→ Work task: I'd like the entries reproduced exactly, with the images omitted.

→ Extracted data:
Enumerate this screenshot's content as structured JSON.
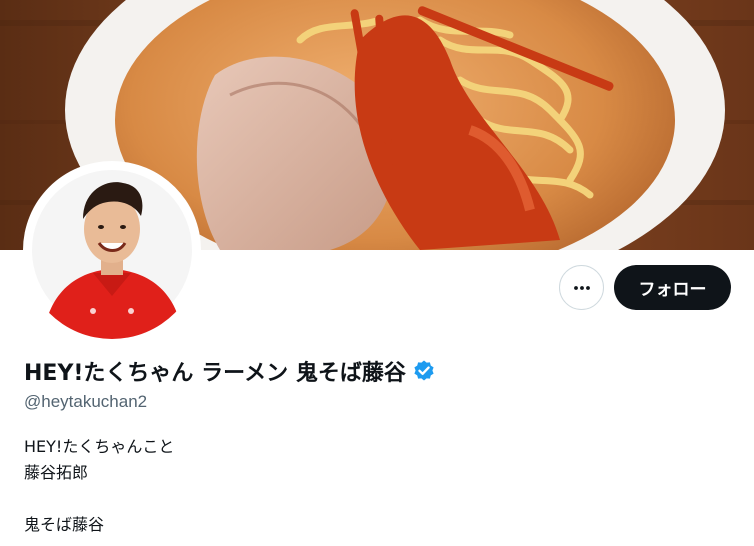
{
  "profile": {
    "display_name": "HEY!たくちゃん ラーメン 鬼そば藤谷",
    "handle": "@heytakuchan2",
    "bio": {
      "line1": "HEY!たくちゃんこと",
      "line2": "藤谷拓郎",
      "line3": "鬼そば藤谷"
    }
  },
  "actions": {
    "follow_label": "フォロー",
    "more_icon": "more-horizontal-icon"
  },
  "icons": {
    "verified": "verified-badge-icon"
  },
  "colors": {
    "follow_bg": "#0f1419",
    "verified_blue": "#1d9bf0",
    "handle_gray": "#536471"
  }
}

→ Exercise response:
Enumerate this screenshot's content as structured JSON.
{
  "profile": {
    "display_name": "HEY!たくちゃん ラーメン 鬼そば藤谷",
    "handle": "@heytakuchan2",
    "bio": {
      "line1": "HEY!たくちゃんこと",
      "line2": "藤谷拓郎",
      "line3": "鬼そば藤谷"
    }
  },
  "actions": {
    "follow_label": "フォロー",
    "more_icon": "more-horizontal-icon"
  },
  "icons": {
    "verified": "verified-badge-icon"
  },
  "colors": {
    "follow_bg": "#0f1419",
    "verified_blue": "#1d9bf0",
    "handle_gray": "#536471"
  }
}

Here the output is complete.